Julia paper dolls (known to me) were published as books and boxed sets by Saalfield and Artcraft (a division of Saalfield) from 1968-1973. Colorforms/Twentieth Century Fox Film Corporation (1969) produced the Julia dress-up kit (shown in the first image). The Colorforms set only includes Julia while the Saalfield/Artcraft books and boxed sets include four paper dolls and fashions for each: Julia, her son Corey, his neighbor-friend Earl; and Earl's mom, Marie.
It appears that Saalfield was the first publisher (1968) followed by their subdivision Artcraft, who later republished earlier Saalfield versions. Even Saalfield, republished their own paper dolls during the same year (1968) but presented these in different packaging. The first image shows two boxed Saalfield paper dolls, #6055:150, wherein the paper dolls and fashions are identical, but the box graphics differ... a clever way to increase profits from the same merchandise.
Julia paper doll book #1335 by Saalfield 1968, photograph courtesy of Ruth Manning
Saalfield's #1335 Julia paper doll book from 1968 was republished with the same title, same cover, same dolls and fashions in 1973 by Artcraft as paper doll book #4435.
Diahann Carroll as Julia boxed set by Saalfield #6055, 1968 Photograph courtesy of Ruth Manning
Another 1968 Diahann Carroll as Julia boxed paper doll set by Saalfield, #6055, illustrates Julia (headshot) wearing a red turtleneck, a smaller headshot of Marie holding a bouquet of flowers, head-to-torso shots of Earl (wearing a green plaid shirt) and Corey (wearing a red, yellow, and white striped shirt, holding a baseball). (This description preceded my acquisition of the above image.) Are the paper dolls and fashions the same in this set as the other Saalfield boxed sets? Probably with perhaps some slight differences.
Artcraft's Diahann Carroll as Julia paper doll book #5140, first published in 1968, has a final copyright date of 1971. Photograph courtesy of Ruth Manning
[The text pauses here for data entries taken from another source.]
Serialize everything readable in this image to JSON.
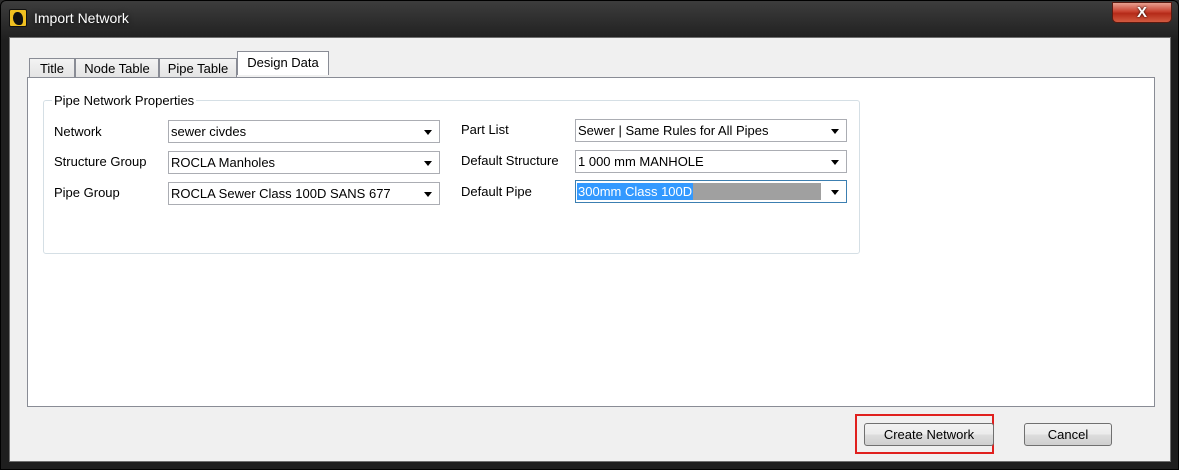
{
  "window": {
    "title": "Import Network",
    "close_glyph": "X"
  },
  "tabs": [
    {
      "label": "Title",
      "active": false
    },
    {
      "label": "Node Table",
      "active": false
    },
    {
      "label": "Pipe Table",
      "active": false
    },
    {
      "label": "Design Data",
      "active": true
    }
  ],
  "group": {
    "title": "Pipe Network Properties",
    "left_fields": [
      {
        "label": "Network",
        "value": "sewer civdes"
      },
      {
        "label": "Structure Group",
        "value": "ROCLA Manholes"
      },
      {
        "label": "Pipe Group",
        "value": "ROCLA Sewer Class 100D SANS 677"
      }
    ],
    "right_fields": [
      {
        "label": "Part List",
        "value": "Sewer | Same Rules for All Pipes"
      },
      {
        "label": "Default Structure",
        "value": "1 000 mm MANHOLE"
      },
      {
        "label": "Default Pipe",
        "value": "300mm Class 100D"
      }
    ]
  },
  "buttons": {
    "create_network": "Create Network",
    "cancel": "Cancel"
  },
  "colors": {
    "highlight": "#e0201e",
    "selection": "#3399ff"
  }
}
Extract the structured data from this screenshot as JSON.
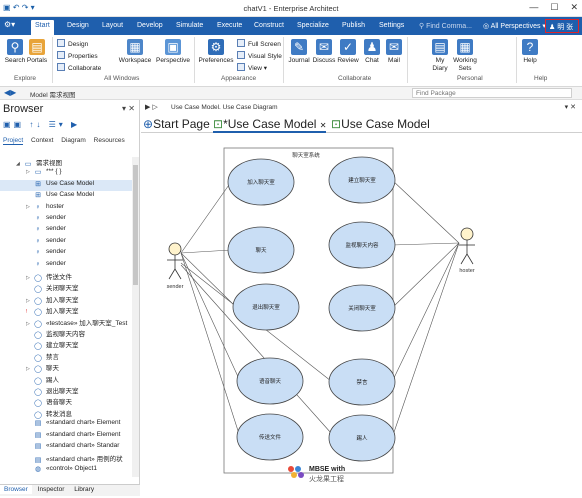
{
  "app": {
    "title": "chatV1 - Enterprise Architect",
    "find_commands": "Find Comma...",
    "perspectives": "All Perspectives",
    "user": "明 张"
  },
  "tabs": [
    "Start",
    "Design",
    "Layout",
    "Develop",
    "Simulate",
    "Execute",
    "Construct",
    "Specialize",
    "Publish",
    "Settings"
  ],
  "ribbon": {
    "explore": {
      "label": "Explore",
      "search": "Search",
      "portals": "Portals"
    },
    "all_windows": {
      "label": "All Windows",
      "design": "Design",
      "properties": "Properties",
      "collaborate": "Collaborate",
      "workspace": "Workspace",
      "perspective": "Perspective"
    },
    "appearance": {
      "label": "Appearance",
      "preferences": "Preferences",
      "full_screen": "Full Screen",
      "visual_style": "Visual Style",
      "view": "View"
    },
    "collaborate": {
      "label": "Collaborate",
      "journal": "Journal",
      "discuss": "Discuss",
      "review": "Review",
      "chat": "Chat",
      "mail": "Mail"
    },
    "personal": {
      "label": "Personal",
      "my_diary": "My Diary",
      "working_sets": "Working Sets"
    },
    "help": {
      "label": "Help",
      "help": "Help"
    }
  },
  "address": {
    "path": "Model  需求视图",
    "find_package": "Find Package"
  },
  "browser": {
    "title": "Browser",
    "tabs": [
      "Project",
      "Context",
      "Diagram",
      "Resources"
    ],
    "bottom_tabs": [
      "Browser",
      "Inspector",
      "Library"
    ],
    "items": [
      {
        "label": "需求视图",
        "icon": "package-icon",
        "indent": 1,
        "expand": "◢"
      },
      {
        "label": "*** { }",
        "icon": "package-icon",
        "indent": 2,
        "expand": "▷"
      },
      {
        "label": "Use Case Model",
        "icon": "diagram-icon",
        "indent": 2,
        "expand": "",
        "selected": true
      },
      {
        "label": "Use Case Model",
        "icon": "diagram-icon",
        "indent": 2,
        "expand": ""
      },
      {
        "label": "hoster",
        "icon": "actor-icon",
        "indent": 2,
        "expand": "▷"
      },
      {
        "label": "sender",
        "icon": "actor-icon",
        "indent": 2,
        "expand": ""
      },
      {
        "label": "sender",
        "icon": "actor-icon",
        "indent": 2,
        "expand": ""
      },
      {
        "label": "sender",
        "icon": "actor-icon",
        "indent": 2,
        "expand": ""
      },
      {
        "label": "sender",
        "icon": "actor-icon",
        "indent": 2,
        "expand": ""
      },
      {
        "label": "sender",
        "icon": "actor-icon",
        "indent": 2,
        "expand": ""
      },
      {
        "label": "传送文件",
        "icon": "usecase-icon",
        "indent": 2,
        "expand": "▷"
      },
      {
        "label": "关闭聊天室",
        "icon": "usecase-icon",
        "indent": 2,
        "expand": ""
      },
      {
        "label": "加入聊天室",
        "icon": "usecase-icon",
        "indent": 2,
        "expand": "▷"
      },
      {
        "label": "加入聊天室",
        "icon": "usecase-icon",
        "indent": 2,
        "expand": "!"
      },
      {
        "label": "«testcase» 加入聊天室_Test",
        "icon": "usecase-icon",
        "indent": 2,
        "expand": "▷"
      },
      {
        "label": "监视聊天内容",
        "icon": "usecase-icon",
        "indent": 2,
        "expand": ""
      },
      {
        "label": "建立聊天室",
        "icon": "usecase-icon",
        "indent": 2,
        "expand": ""
      },
      {
        "label": "禁言",
        "icon": "usecase-icon",
        "indent": 2,
        "expand": ""
      },
      {
        "label": "聊天",
        "icon": "usecase-icon",
        "indent": 2,
        "expand": "▷"
      },
      {
        "label": "踢人",
        "icon": "usecase-icon",
        "indent": 2,
        "expand": ""
      },
      {
        "label": "退出聊天室",
        "icon": "usecase-icon",
        "indent": 2,
        "expand": ""
      },
      {
        "label": "语音聊天",
        "icon": "usecase-icon",
        "indent": 2,
        "expand": ""
      },
      {
        "label": "转发消息",
        "icon": "usecase-icon",
        "indent": 2,
        "expand": ""
      },
      {
        "label": "«standard chart» Element",
        "icon": "chart-icon",
        "indent": 2,
        "expand": ""
      },
      {
        "label": "«standard chart» Element",
        "icon": "chart-icon",
        "indent": 2,
        "expand": ""
      },
      {
        "label": "«standard chart» Standar",
        "icon": "chart-icon",
        "indent": 2,
        "expand": ""
      },
      {
        "label": "«standard chart» 用例的状",
        "icon": "chart-icon",
        "indent": 2,
        "expand": ""
      },
      {
        "label": "«control» Object1",
        "icon": "control-icon",
        "indent": 2,
        "expand": ""
      }
    ]
  },
  "document": {
    "breadcrumb": "Use Case Model.  Use Case Diagram",
    "tabs": [
      "Start Page",
      "*Use Case Model",
      "Use Case Model"
    ]
  },
  "diagram": {
    "boundary_title": "聊天室系统",
    "actors": [
      "sender",
      "hoster"
    ],
    "usecases_left": [
      "加入聊天室",
      "聊天",
      "退出聊天室",
      "语音聊天",
      "传送文件"
    ],
    "usecases_right": [
      "建立聊天室",
      "监视聊天内容",
      "关闭聊天室",
      "禁言",
      "踢人"
    ],
    "watermark": "MBSE with",
    "watermark2": "火龙果工程"
  }
}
Please share your knowledge of other Julia/Diahann Carroll as Julia paper dolls not referenced here. Thank you in advance.
Diahann Carroll as Julia Paper Doll Books and Boxed Sets
The design and drastically reduced price of this Tonner Doll Fashion Trunk are the reasons it was purchased a few years ago. It retailed for around $60. I cannot remember the reduced price, but I remember the shipping was more than the trunk. After cleaning my doll room this weekend and rediscovering this trunk, I decided to use it to store my American Model doll's fashions in it.
Nearly three years ago, I noticed this Neiman Marcus-tagged, cloth handbag that has the same design as the trunk. Formerly my mother's, she gave the purse to me after seeing me eye it in her closet. "You want it?" she asked. "Yes," I replied.
The colors are vibrant. The silhouetted, tan-to-dark-skinned models have closed eyes or wear sunglasses. They stride with an air of confidence. The material used for the trunk is blue satin; black cotton is used for the handbag, but the design is the same.
I am using the trunk now, have yet to use the handbag, but I am curious to know the designer.
Classic TV mom, "Claire Huxtable" played by the lovely actress, Phylicia Rashad, is included in Tom Tierney's Classic TV Moms paper doll book, published by Dover Publications. The book is available directly from the publisher or from Amazon.com for $9.99.